Today is the 12th day of our hunger strike.
271 hours without food.
To commemorate this moment, I read from Doug Schifter’s last words before he took his life bc of this crisis.
They broke my heart.
We strike in honor of his memory & in honor of the drivers still with us. pic.twitter.com/4Im65lGoIS
— Zohran Kwame Mamdani (@ZohranKMamdani) October 31, 2021
A 2019 New York Times investigation revealed that at least nine taxi drivers faced the same fate and took their own lives due to crushing debt. One of those drivers was Kenny Chow, an immigrant from Myanmar who took out a $700,000 loan to purchase a medallion. His brother Richard Chow, also a taxi driver with hundreds of thousands in medallion debt, participated in the 15-day hunger strike in his memory.

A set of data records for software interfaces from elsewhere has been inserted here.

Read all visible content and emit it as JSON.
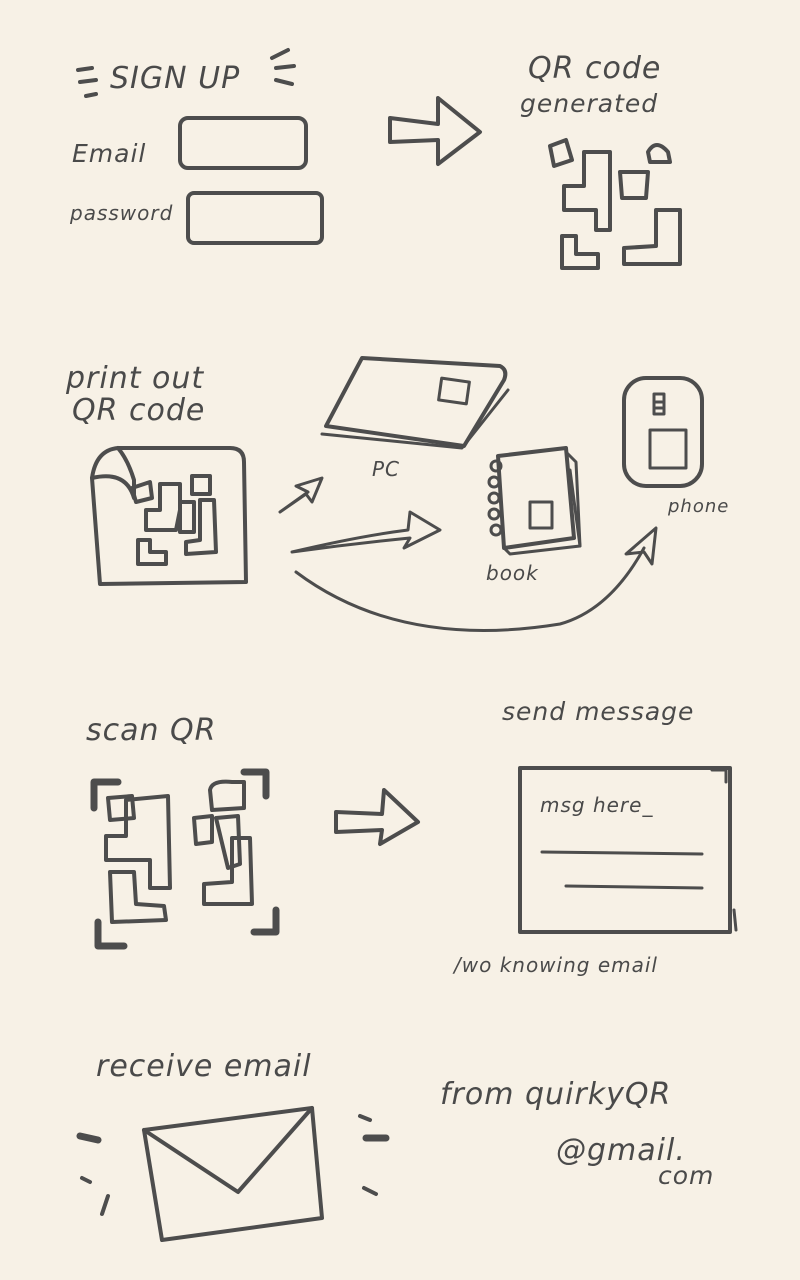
{
  "step1": {
    "title": "SIGN UP",
    "email_label": "Email",
    "password_label": "password"
  },
  "step2": {
    "title_line1": "QR code",
    "title_line2": "generated"
  },
  "step3": {
    "title_line1": "print out",
    "title_line2": "QR code",
    "pc_label": "PC",
    "book_label": "book",
    "phone_label": "phone"
  },
  "step4": {
    "title": "scan QR"
  },
  "step5": {
    "title": "send message",
    "placeholder": "msg here_",
    "note": "/wo knowing email"
  },
  "step6": {
    "title": "receive email",
    "from_line1": "from   quirkyQR",
    "from_line2": "@gmail.",
    "from_line3": "com"
  },
  "colors": {
    "ink": "#4d4d4d",
    "paper": "#f7f1e6"
  }
}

“Finally, we made history, and I’m very proud,” Chow told The City. “I’d like to see my brother alive. If it were three years ago, my brother would be here for this celebration.”
New York City taxi drivers — 94 percent of whom are immigrants — took out hundreds of thousands of dollars in loans to cover the cost of taxi medallions because they viewed it as a ticket to the middle class in the United States. In 2004, the average taxi medallion cost was $200,000 but by 2014, then-Mayor Michael Bloomberg inflated the price of medallions by over 500 percent to $1 million in order to raise revenue. But in 2015, as unregulated ride-sharing apps like Uber and Lyft skyrocketed in popularity, cab revenues declined by 36 percent, dropping the value of medallions to just $80,000, and leaving tax drivers saddled with debt and trapped in predatory lending agreements.
The agreement reached between the city, the taxi drivers union, and Marblegate Asset Management — a private equity firm that is the largest holder of medallion loans — will restructure the crushing debt for thousands of taxi drivers. The terms of the restructure would limit loans to a maximum of $200,000, which then decreases to $170,000 with a grant from the city of $30,000. The interest rate will be capped at 5 percent over a 20-year term, which will amount to monthly payments of $1,122.
The NYTWA is hopeful that this organizing victory has mapped out a way to curb predatory debt, so long as there is both funding and political will.